Every line below should come back exactly as written, though the pictures stay out.

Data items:
▬▬▬
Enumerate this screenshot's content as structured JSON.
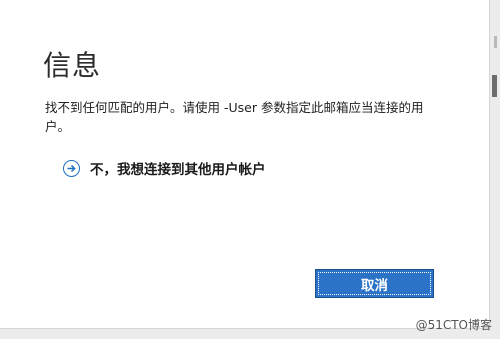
{
  "dialog": {
    "title": "信息",
    "message": "找不到任何匹配的用户。请使用 -User 参数指定此邮箱应当连接的用户。",
    "option_label": "不，我想连接到其他用户帐户",
    "option_icon": "arrow-right-circle-icon",
    "cancel_label": "取消",
    "accent_color": "#2a73c7"
  },
  "watermark": "@51CTO博客"
}
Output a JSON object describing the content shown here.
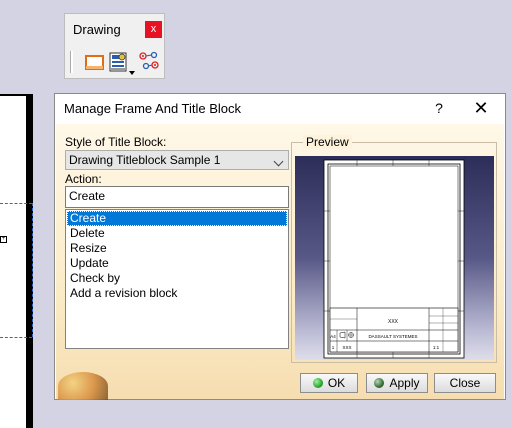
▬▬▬
Answer:
Enumerate this screenshot's content as structured JSON.
{
  "dialog": {
    "title": "信息",
    "message": "找不到任何匹配的用户。请使用 -User 参数指定此邮箱应当连接的用户。",
    "option_label": "不，我想连接到其他用户帐户",
    "option_icon": "arrow-right-circle-icon",
    "cancel_label": "取消",
    "accent_color": "#2a73c7"
  },
  "watermark": "@51CTO博客"
}
Output a JSON object describing the content shown here.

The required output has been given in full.